Lieberman eventually discovers that Dr. Mengele has cloned ninety-four different boys to have the exact same physical attributes as someone from history…A person from whom he took blood and skin tissue prior to the end of World War II. The significance of the assassinations of the boys’ fathers is also brought into focus. Not only is it important to Mengele that the children share the man’s DNA, but that the children’s backgrounds must also be as close as possible to mirror reflections of the man, especially as it pertains to the family dynamic of a tyrannical father and a doting mother.
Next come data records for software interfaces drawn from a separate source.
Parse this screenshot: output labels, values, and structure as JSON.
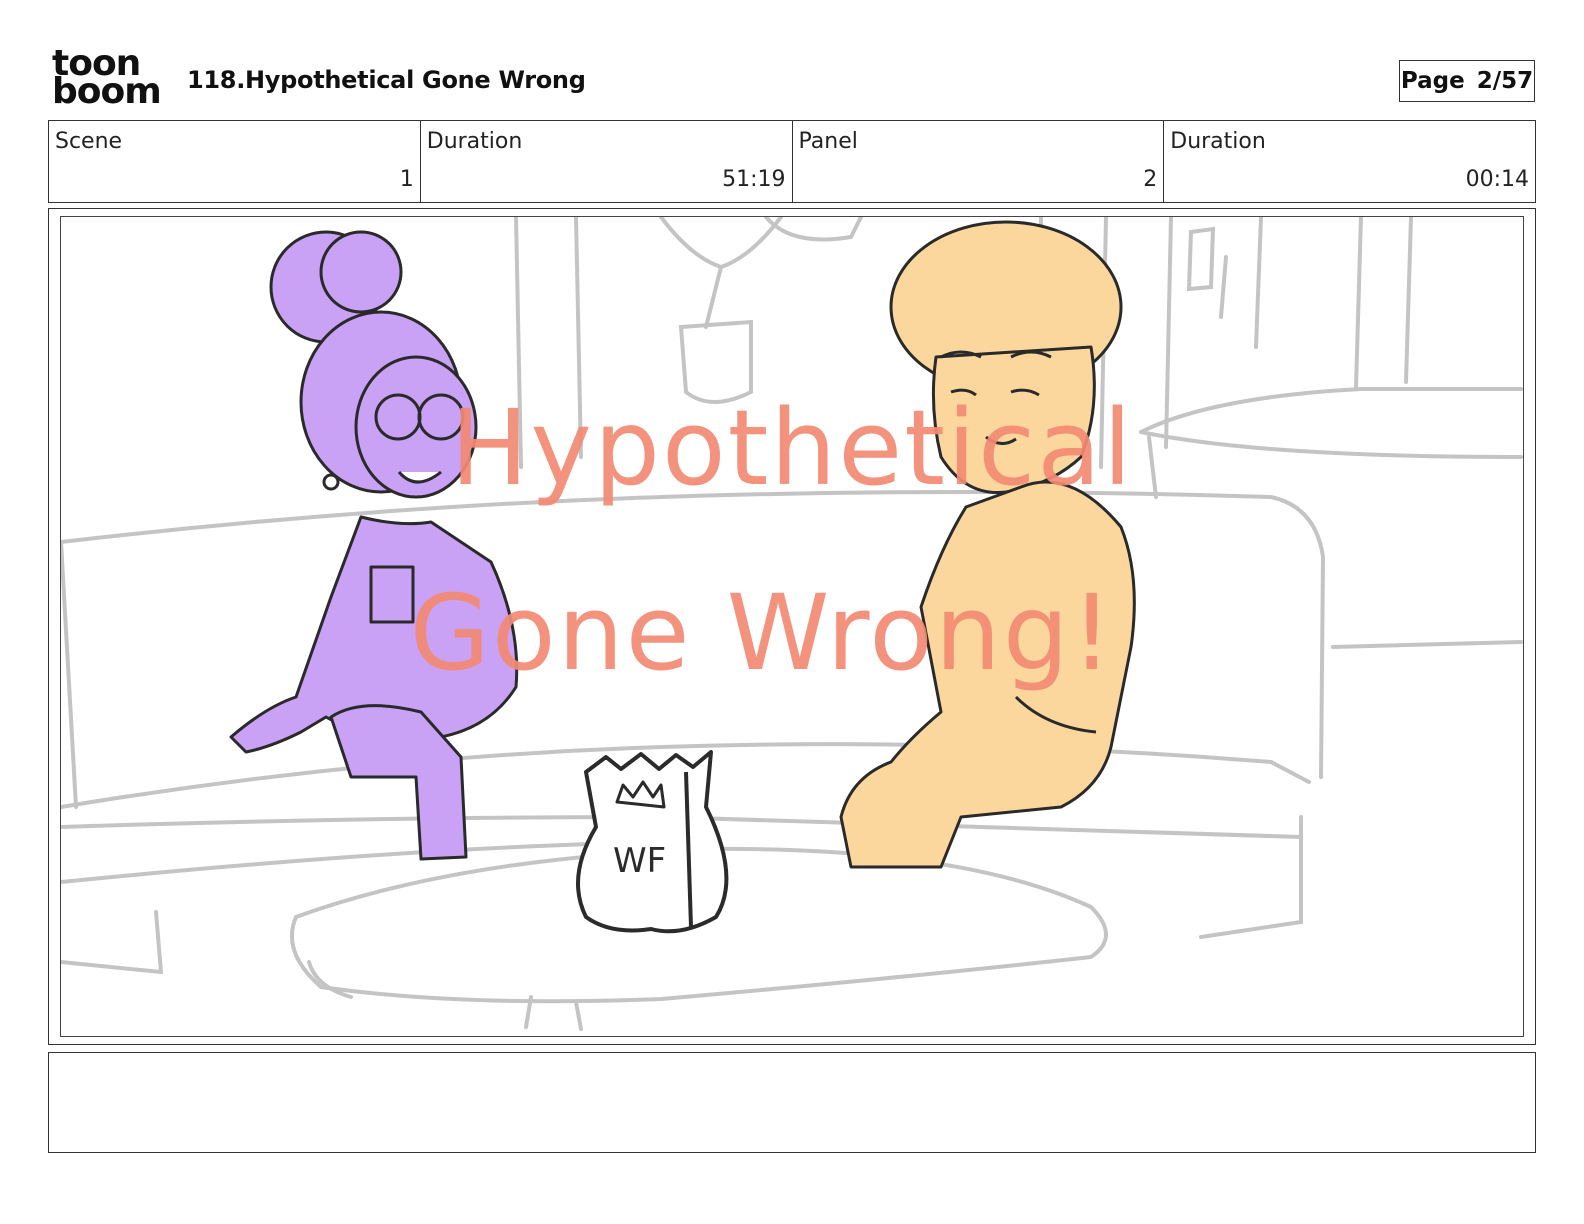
{
  "logo": {
    "line1": "toon",
    "line2": "boom"
  },
  "header": {
    "title": "118.Hypothetical Gone Wrong",
    "page_label": "Page",
    "page_value": "2/57"
  },
  "info": [
    {
      "label": "Scene",
      "value": "1"
    },
    {
      "label": "Duration",
      "value": "51:19"
    },
    {
      "label": "Panel",
      "value": "2"
    },
    {
      "label": "Duration",
      "value": "00:14"
    }
  ],
  "panel": {
    "watermark_line1": "Hypothetical",
    "watermark_line2": "Gone Wrong!",
    "bag_letters": "WF"
  },
  "notes": {
    "text": ""
  },
  "colors": {
    "woman": "#c9a2f5",
    "man": "#fbd79e",
    "watermark": "#f38a73",
    "sketch": "#c4c4c4"
  }
}
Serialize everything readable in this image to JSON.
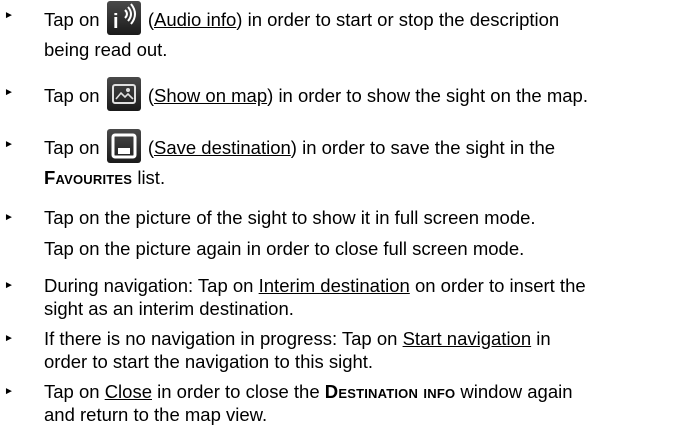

What person’s DNA has Dr. Mengele used for his diabolical cloning experiment? Will Lieberman figure things out in time in order to stop him? What will happen to the cloned boys if Lieberman is successful? What could be the consequences if Lieberman is not successful?
I would venture a guess that a good many of you have viewed this riveting film, if not in the movies, then on broadcast television or on cable where it has oft been shown over the years, and already know the answers. For those of you who don’t know the answers because you have not seen this mesmerizing thriller, I don’t want to spoil it for you. Olivier and Peck turn in masterful performances in this movie and if you are a fan of both, or either of them, and have somehow missed it, “The Boys from Brazil” is a must see.